Here’s the thing about the big, honking 187-page prospectus Facebook filed late Wednesday. Once you dig past those headline numbers, the company itself ends up looking pretty unremarkable — kind of like the lives portrayed in the typical Facebook timeline. You end up wondering if its best years aren’t already behind it.
Facebook’s revenue grew 69 percent in 2010. That’s down from 154 percent in 2009, but still not bad at all. It’s much better than the 29 percent growth rate Google saw last year, and close to the 68 percent growth rate for Apple. But those companies are much larger (Facebook’s 2011 revenue was less than 3 percent of Apple’s). And for Facebook, there are signs that its growth rate is already starting to slow dramatically.

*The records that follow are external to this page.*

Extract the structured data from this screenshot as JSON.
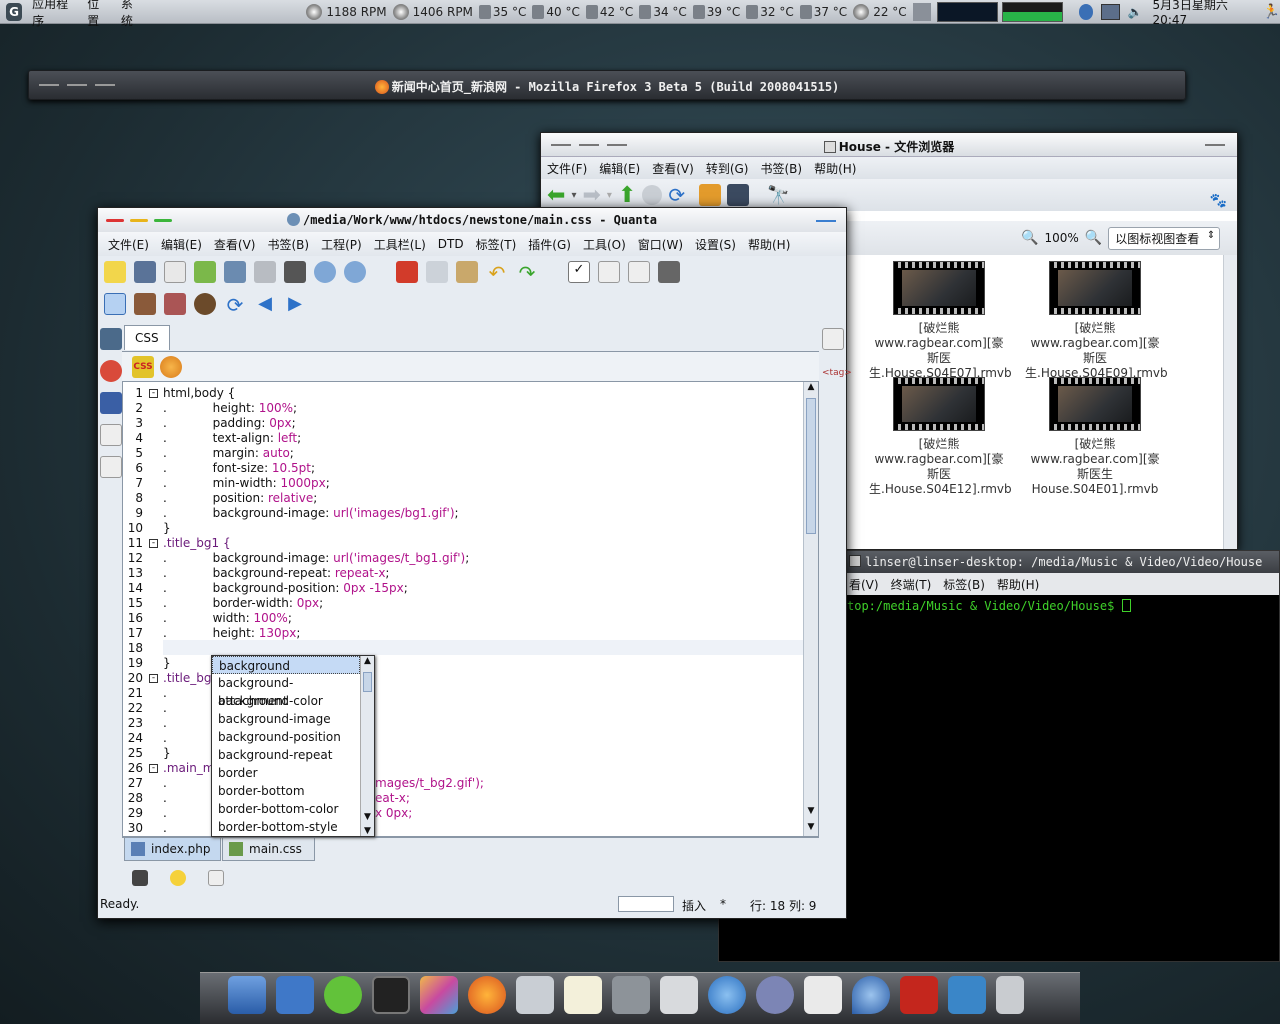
{
  "top_panel": {
    "menus": [
      "应用程序",
      "位置",
      "系统"
    ],
    "sensors": [
      "1188 RPM",
      "1406 RPM",
      "35 °C",
      "40 °C",
      "42 °C",
      "34 °C",
      "39 °C",
      "32 °C",
      "37 °C",
      "22 °C"
    ],
    "clock": "5月3日星期六 20:47"
  },
  "firefox": {
    "title": "新闻中心首页_新浪网 - Mozilla Firefox 3 Beta 5 (Build 2008041515)"
  },
  "filebrowser": {
    "title": "House - 文件浏览器",
    "menu": [
      "文件(F)",
      "编辑(E)",
      "查看(V)",
      "转到(G)",
      "书签(B)",
      "帮助(H)"
    ],
    "zoom": "100%",
    "view_mode": "以图标视图查看",
    "files": [
      "[破烂熊www.ragbear.com][豪斯医生.House.S04E07].rmvb",
      "[破烂熊www.ragbear.com][豪斯医生.House.S04E09].rmvb",
      "[破烂熊www.ragbear.com][豪斯医生.House.S04E12].rmvb",
      "[破烂熊www.ragbear.com][豪斯医生House.S04E01].rmvb"
    ]
  },
  "terminal": {
    "title": "linser@linser-desktop: /media/Music & Video/Video/House",
    "menu": [
      "看(V)",
      "终端(T)",
      "标签(B)",
      "帮助(H)"
    ],
    "prompt": "top:/media/Music & Video/Video/House$"
  },
  "quanta": {
    "title": "/media/Work/www/htdocs/newstone/main.css - Quanta",
    "menu": [
      "文件(E)",
      "编辑(E)",
      "查看(V)",
      "书签(B)",
      "工程(P)",
      "工具栏(L)",
      "DTD",
      "标签(T)",
      "插件(G)",
      "工具(O)",
      "窗口(W)",
      "设置(S)",
      "帮助(H)"
    ],
    "tab": "CSS",
    "side_tag": "<tag>",
    "lines": [
      {
        "n": "1",
        "fold": "-",
        "t": "html,body {",
        "c": "k"
      },
      {
        "n": "2",
        "t": ".\t\theight: ",
        "v": "100%",
        ";": ";"
      },
      {
        "n": "3",
        "t": ".\t\tpadding: ",
        "v": "0px"
      },
      {
        "n": "4",
        "t": ".\t\ttext-align: ",
        "v": "left"
      },
      {
        "n": "5",
        "t": ".\t\tmargin: ",
        "v": "auto"
      },
      {
        "n": "6",
        "t": ".\t\tfont-size: ",
        "v": "10.5pt"
      },
      {
        "n": "7",
        "t": ".\t\tmin-width: ",
        "v": "1000px"
      },
      {
        "n": "8",
        "t": ".\t\tposition: ",
        "v": "relative"
      },
      {
        "n": "9",
        "t": ".\t\tbackground-image: ",
        "v": "url('images/bg1.gif')"
      },
      {
        "n": "10",
        "t": "}"
      },
      {
        "n": "11",
        "fold": "-",
        "t": ".title_bg1 {",
        "c": "sel"
      },
      {
        "n": "12",
        "t": ".\t\tbackground-image: ",
        "v": "url('images/t_bg1.gif')"
      },
      {
        "n": "13",
        "t": ".\t\tbackground-repeat: ",
        "v": "repeat-x"
      },
      {
        "n": "14",
        "t": ".\t\tbackground-position: ",
        "v": "0px -15px"
      },
      {
        "n": "15",
        "t": ".\t\tborder-width: ",
        "v": "0px"
      },
      {
        "n": "16",
        "t": ".\t\twidth: ",
        "v": "100%"
      },
      {
        "n": "17",
        "t": ".\t\theight: ",
        "v": "130px"
      },
      {
        "n": "18",
        "t": "."
      },
      {
        "n": "19",
        "t": "}"
      },
      {
        "n": "20",
        "fold": "-",
        "t": ".title_bg",
        "c": "sel"
      },
      {
        "n": "21",
        "t": "."
      },
      {
        "n": "22",
        "t": "."
      },
      {
        "n": "23",
        "t": "."
      },
      {
        "n": "24",
        "t": "."
      },
      {
        "n": "25",
        "t": "}"
      },
      {
        "n": "26",
        "fold": "-",
        "t": ".main_m",
        "c": "sel"
      },
      {
        "n": "27",
        "t": ".",
        "tail": "mages/t_bg2.gif');"
      },
      {
        "n": "28",
        "t": ".",
        "tail": "eat-x;"
      },
      {
        "n": "29",
        "t": ".",
        "tail": "x 0px;"
      },
      {
        "n": "30",
        "t": "."
      }
    ],
    "autocomplete": [
      "background",
      "background-attachment",
      "background-color",
      "background-image",
      "background-position",
      "background-repeat",
      "border",
      "border-bottom",
      "border-bottom-color",
      "border-bottom-style"
    ],
    "doc_tabs": [
      "index.php",
      "main.css"
    ],
    "status": {
      "ready": "Ready.",
      "mode": "插入",
      "mod": "*",
      "pos": "行: 18 列: 9"
    }
  }
}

In the first quarter of 2011, Facebook’s revenue grew 112 percent from the same quarter a year earlier. It also doubled in the second and third quarters. But in the fourth quarter, the growth rate slowed to 55 percent. And for advertising revenue, which makes up 85 percent of the company’s total revenue, the growth was even slower: 44 percent. Meanwhile, Facebook’s operating margin has declined over the past year, to 48 percent last quarter from 60 percent in late 2010.
What happened? One factor, according to the prospectus, is the “product changes that significantly increased the number of ads on many Facebook pages beginning in the fourth quarter of 2010.” By squeezing more ads onto its site, Facebook goosed revenue through 2011. But unless it can follow up with another plan to boost revenue, ad revenue growth could slow to 40 percent or less in 2012 — much closer to Google’s recent growth.